WORK REQUEST: State, as a bare number, how many lines below contain "Jonathan".

MATERIAL PROVIDED START

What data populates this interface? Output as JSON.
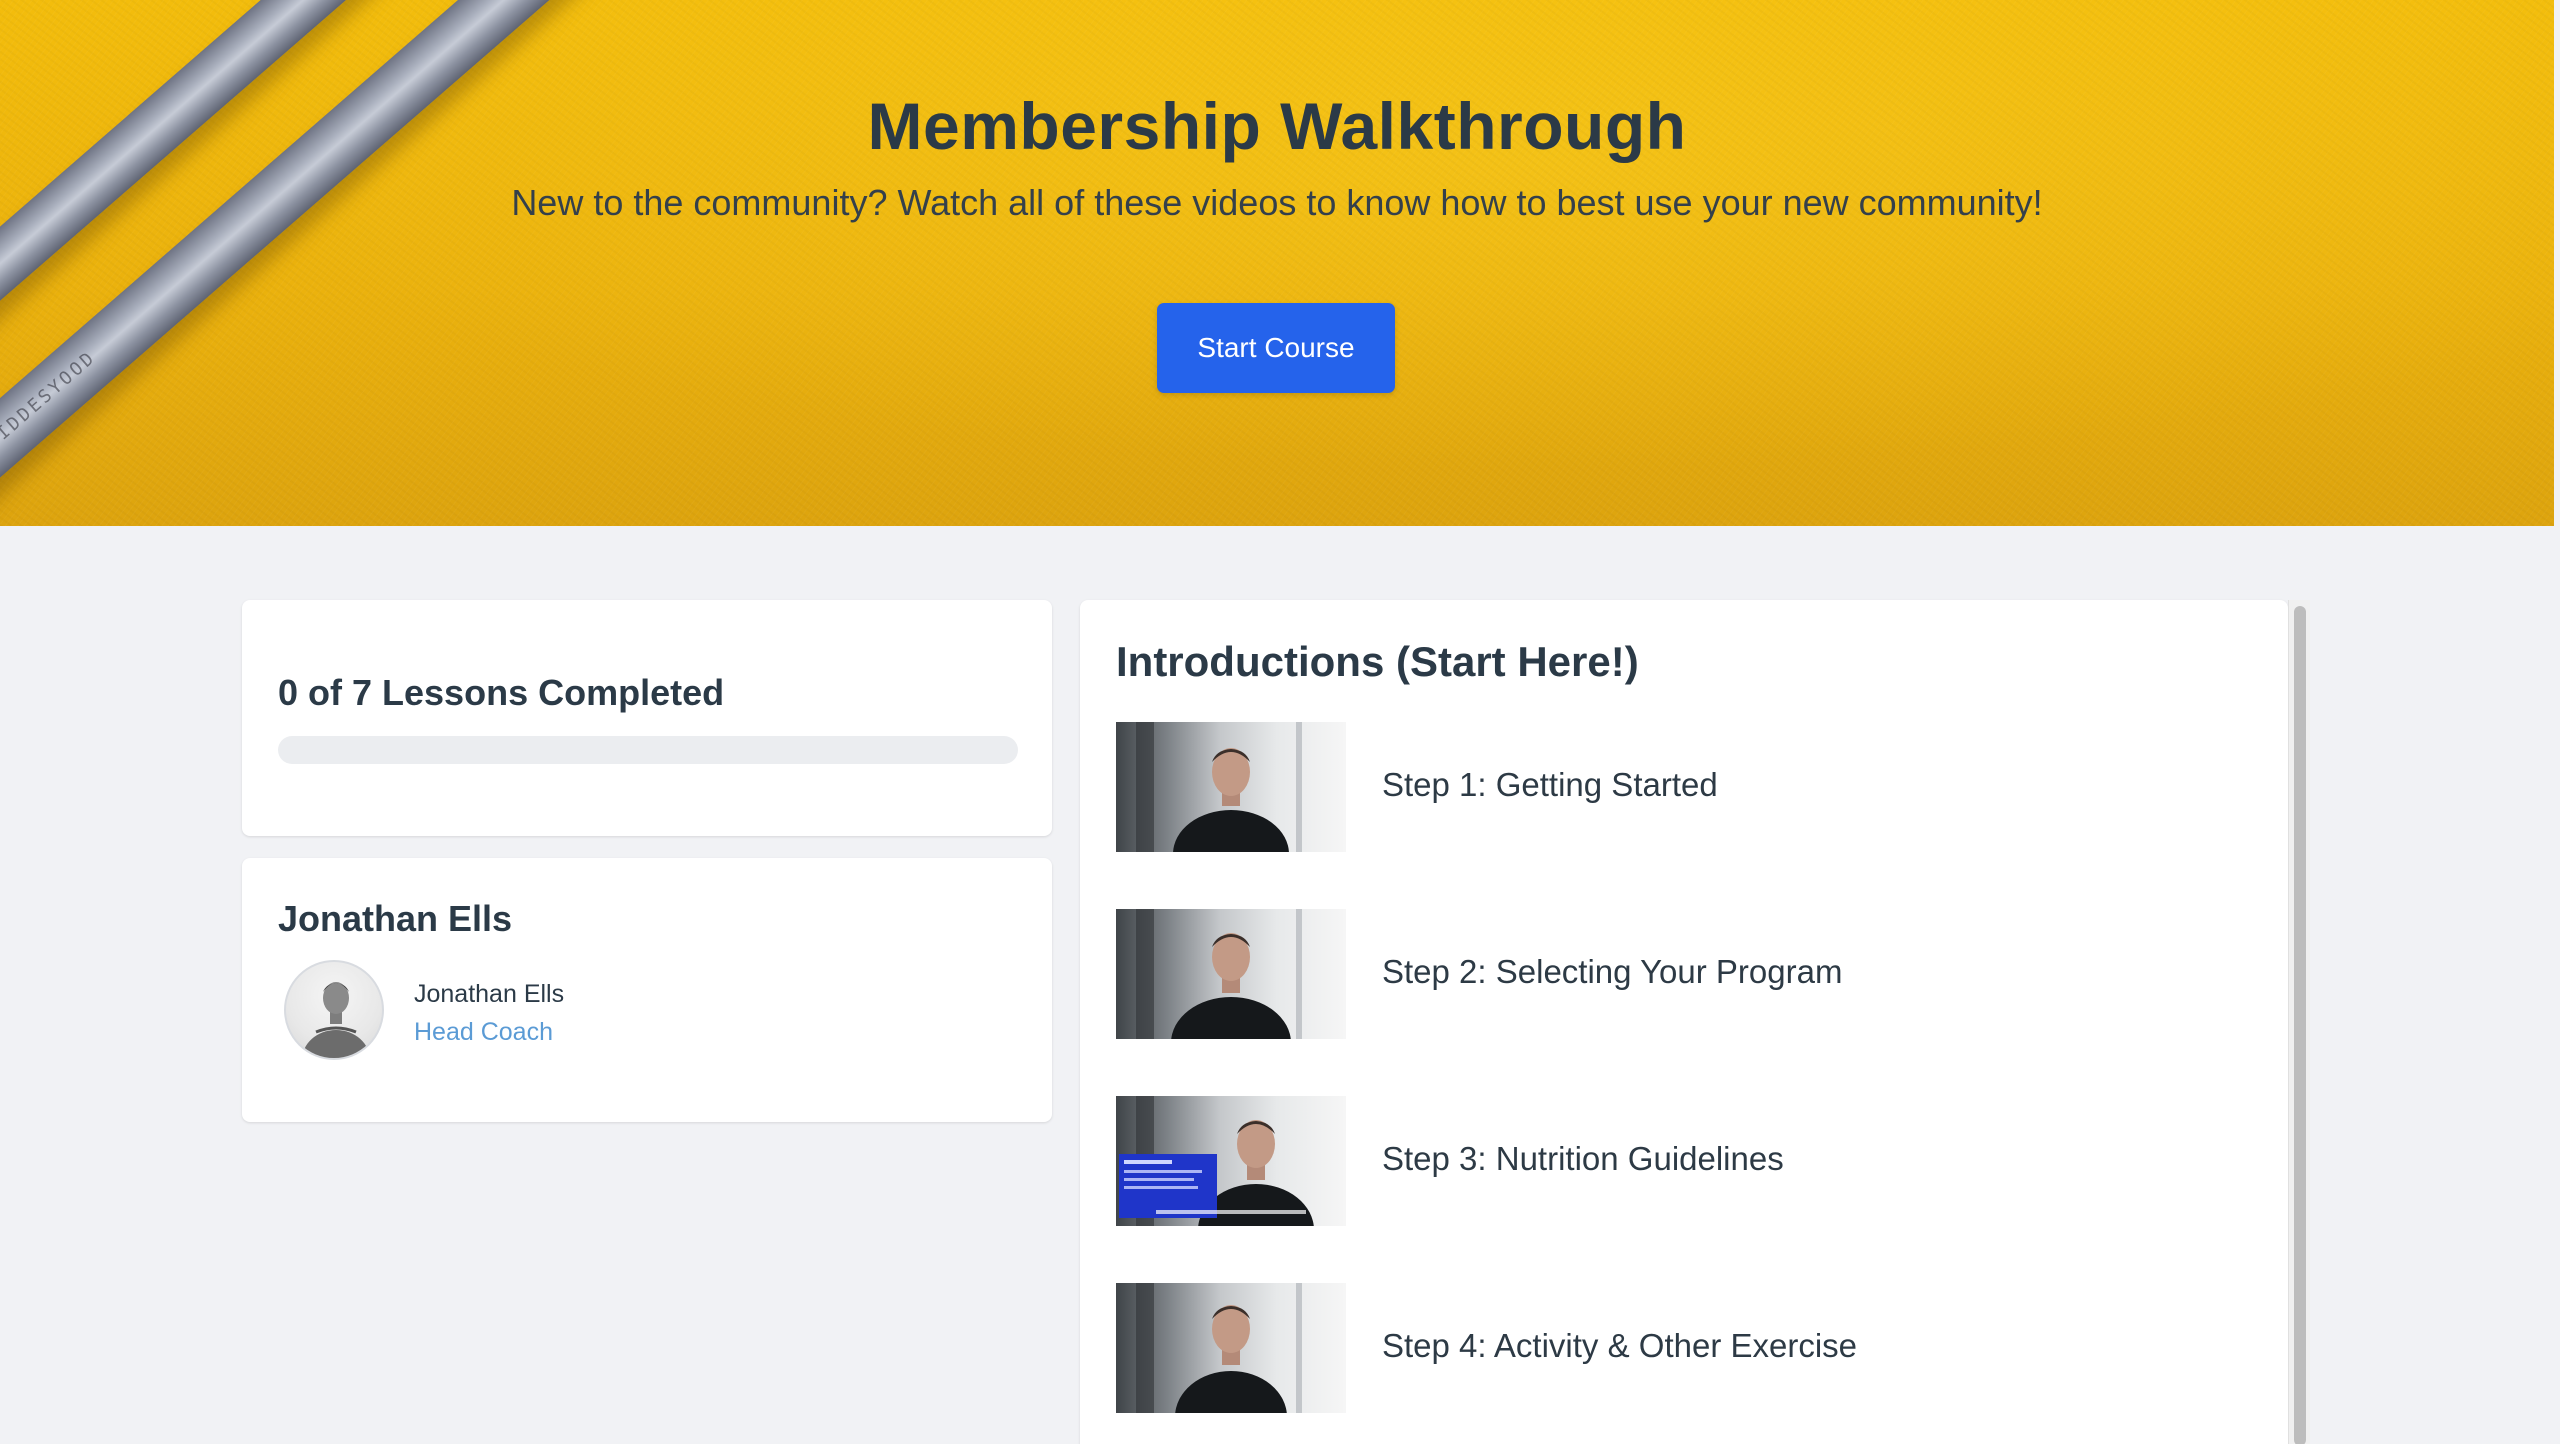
{
  "hero": {
    "title": "Membership Walkthrough",
    "subtitle": "New to the community? Watch all of these videos to know how to best use your new community!",
    "start_button": "Start Course",
    "pencil_text": "IDDESYOOD",
    "accent_color": "#2563eb",
    "background_color": "#f0b90c"
  },
  "progress": {
    "title": "0 of 7 Lessons Completed",
    "completed": 0,
    "total": 7
  },
  "instructor": {
    "heading": "Jonathan Ells",
    "name": "Jonathan Ells",
    "role": "Head Coach",
    "avatar_icon": "person-photo-icon"
  },
  "course": {
    "section_title": "Introductions (Start Here!)",
    "lessons": [
      {
        "title": "Step 1: Getting Started",
        "thumbnail": "video-thumbnail-icon"
      },
      {
        "title": "Step 2: Selecting Your Program",
        "thumbnail": "video-thumbnail-icon"
      },
      {
        "title": "Step 3: Nutrition Guidelines",
        "thumbnail": "video-thumbnail-icon"
      },
      {
        "title": "Step 4: Activity & Other Exercise",
        "thumbnail": "video-thumbnail-icon"
      }
    ]
  }
}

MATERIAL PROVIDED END

RESULT BELOW: 2